21st Century Visual Basic

Microsoft stopped supporting VB6 in 2008. Here are some modern options for migrating those old apps or developing new ones in 2020 and beyond.

21st Century Visual Basic

Visual Basic 6, VBA's compiled-language twin, has been out of support since 2008.  There are several projects in various stages of development that have built off of the VB6/VBA shared syntax.  Here's a quick roundup of these projects.

I only have personal experience with the first two projects listed below.  Even then, I haven't used B4X in several years, so things may have changed significantly.  

If you have any firsthand experience with any of these projects, please drop me a line via email (mike {at} nolongerset {dot} com) or Twitter, @nolongerset.


For the sake of completeness, I'll mention this option here briefly.  I won't go into any detail because I'm sure you've heard of it.  It shares much of the VB6/VBA syntax but is vastly different under the hood.  There are other projects that aim for 100% code compatibility with VB6; this is not one of them.


The B4X suite includes B4A (Basic for Android), B4i (Basic for iOS), B4J (Basic for Java), and B4R (Basic for Arduino).  Several years ago, I experimented with Android app development as a hobby project.  I went the traditional route with Android Studio initially.  The initial learning curve was high and I never got very far.  Then I stumbled across B4A, which was still a commercial project.  In about ten minutes, I managed to create a simple "Hello, world!" app and install it on my phone with live debugging.

As I recall, the project "compiles" down to native Java-based Android applications.  The syntax is very much VB-inspired, but the performance is in-line with native development.  I happily paid over $100 for a license to B4A when it was still a commercial project.  It has since been open-sourced and is a great starting point if you are looking into mobile application development.

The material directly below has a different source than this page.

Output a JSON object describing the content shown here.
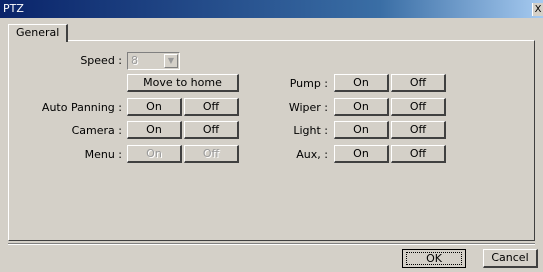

One major drawback when I was testing B4A is that forms were saved in a binary format that made version control difficult.  There was an export and import function to save the binary format to a human-readable text format.  These functions would have allowed for a scriptable solution to the problem.  That's better than nothing, but it still introduces a lot of friction into the process.  That extra friction greatly discourages the use of proper version control.  Hopefully, the situation has improved since then.


RAD Basic's primary goal is to achieve 100% compatibility with VB6 code.  It is the only project on this list that currently makes that claim for both code and GUI elements, such as forms.

That said, the project is still in pre-Alpha as of this writing.  The website has not seen many recent updates, but there is a mailing list signup.  I have no idea how active the mailing list is.  Aside from the mailing list, it appears the best place to go to follow this project is on Twitter, @radbasic.


Mercury is a member of the Elements suite of programming languages.  Elements offers support for six different programming languages, including Object Pascal, C#, Swift, Java, Go, and VB (.NET).  These languages can be mixed and matched, even within the same project.  Any of the supported languages can then be used to target one of several platforms, such as Windows, Android, iOS, etc.

Mercury, currently in Beta, is an implementation of the BASIC programming language that is intended to be fully code-compatible with Microsoft Visual Basic.NET™.

The Elements suite--of which Mercury is a part--carries a pretty hefty price tag.  The full suite will set you back $69 per month per developer.  Early bird pricing for Mercury alone is $39 per month per developer.


Xojo offers multi-platform development support for desktop, web, mobile, and Raspberry Pi.  It has a very familiar syntax for VB6/VBA developers, but it is not fully compatible.  Also, it does not support the creation of .dll's, ActiveX controls, or any other type of shared library.  This may be a non-starter for some.

This is a commercial project.  The development environment and IDE are free to use while debugging; you'll need a license to compile and distribute an executable.  A Windows desktop-only development license has a one-time price of $99, which comes with a year of updates.


If you've read much of this blog, you know how I feel about vbWatchdog.  If I could keep only one third-party tool for Access development, vbWatchdog would be it.  You could say my interest was piqued, then, when Wayne Phillips--vbWatchdog's developer--announced he was working on an ambitious new project.

 TwinBasic is Wayne's "modern take on classic BASIC."  

TwinBasic gives classic Basic a modern twist.  Designed to be 100% compatible with legacy VBA and VB6 code, whilst providing a modern IDE and compiler with a vast array of improvements.

One of the more intriguing aspects of the project is the use of Visual Studio Code as its default IDE.  The integration allows for some really cool features, such as toggling the display of parameter names within the code:

At this stage in its development, TwinBasic does not support form editing or other GUI features.  Support for those features is on the roadmap and is expected in the upcoming year.

The project is set for an official release in 2021.  Keep an eye out for it!

Image by Stefan Keller from Pixabay

All original code samples by Mike Wolfe are licensed under CC BY 4.0